Material for the task –

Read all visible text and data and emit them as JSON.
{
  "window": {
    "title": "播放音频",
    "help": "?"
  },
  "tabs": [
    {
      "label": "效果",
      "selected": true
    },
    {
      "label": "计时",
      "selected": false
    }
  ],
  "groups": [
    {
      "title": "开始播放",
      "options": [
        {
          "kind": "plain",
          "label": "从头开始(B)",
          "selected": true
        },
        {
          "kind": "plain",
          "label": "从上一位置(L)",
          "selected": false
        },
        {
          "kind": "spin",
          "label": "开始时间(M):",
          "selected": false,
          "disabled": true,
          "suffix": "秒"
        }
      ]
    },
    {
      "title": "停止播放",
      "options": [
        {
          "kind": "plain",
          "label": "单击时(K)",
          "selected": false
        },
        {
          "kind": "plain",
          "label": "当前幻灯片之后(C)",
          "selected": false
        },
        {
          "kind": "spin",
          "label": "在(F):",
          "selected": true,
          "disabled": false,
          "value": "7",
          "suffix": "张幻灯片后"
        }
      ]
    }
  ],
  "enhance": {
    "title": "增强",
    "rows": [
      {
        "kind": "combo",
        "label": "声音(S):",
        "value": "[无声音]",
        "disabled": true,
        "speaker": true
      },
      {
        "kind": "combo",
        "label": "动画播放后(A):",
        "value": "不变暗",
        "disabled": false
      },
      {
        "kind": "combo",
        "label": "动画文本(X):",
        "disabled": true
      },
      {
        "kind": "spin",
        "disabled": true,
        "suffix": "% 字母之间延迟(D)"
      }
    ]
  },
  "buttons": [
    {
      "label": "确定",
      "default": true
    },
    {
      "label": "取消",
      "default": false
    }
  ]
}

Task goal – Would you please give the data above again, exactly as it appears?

Answer space –
Read all visible text and data and emit them as JSON.
{
  "window": {
    "title": "播放音频",
    "help": "?"
  },
  "tabs": [
    {
      "label": "效果",
      "selected": true
    },
    {
      "label": "计时",
      "selected": false
    }
  ],
  "groups": [
    {
      "title": "开始播放",
      "options": [
        {
          "kind": "plain",
          "label": "从头开始(B)",
          "selected": true
        },
        {
          "kind": "plain",
          "label": "从上一位置(L)",
          "selected": false
        },
        {
          "kind": "spin",
          "label": "开始时间(M):",
          "selected": false,
          "disabled": true,
          "suffix": "秒"
        }
      ]
    },
    {
      "title": "停止播放",
      "options": [
        {
          "kind": "plain",
          "label": "单击时(K)",
          "selected": false
        },
        {
          "kind": "plain",
          "label": "当前幻灯片之后(C)",
          "selected": false
        },
        {
          "kind": "spin",
          "label": "在(F):",
          "selected": true,
          "disabled": false,
          "value": "7",
          "suffix": "张幻灯片后"
        }
      ]
    }
  ],
  "enhance": {
    "title": "增强",
    "rows": [
      {
        "kind": "combo",
        "label": "声音(S):",
        "value": "[无声音]",
        "disabled": true,
        "speaker": true
      },
      {
        "kind": "combo",
        "label": "动画播放后(A):",
        "value": "不变暗",
        "disabled": false
      },
      {
        "kind": "combo",
        "label": "动画文本(X):",
        "disabled": true
      },
      {
        "kind": "spin",
        "disabled": true,
        "suffix": "% 字母之间延迟(D)"
      }
    ]
  },
  "buttons": [
    {
      "label": "确定",
      "default": true
    },
    {
      "label": "取消",
      "default": false
    }
  ]
}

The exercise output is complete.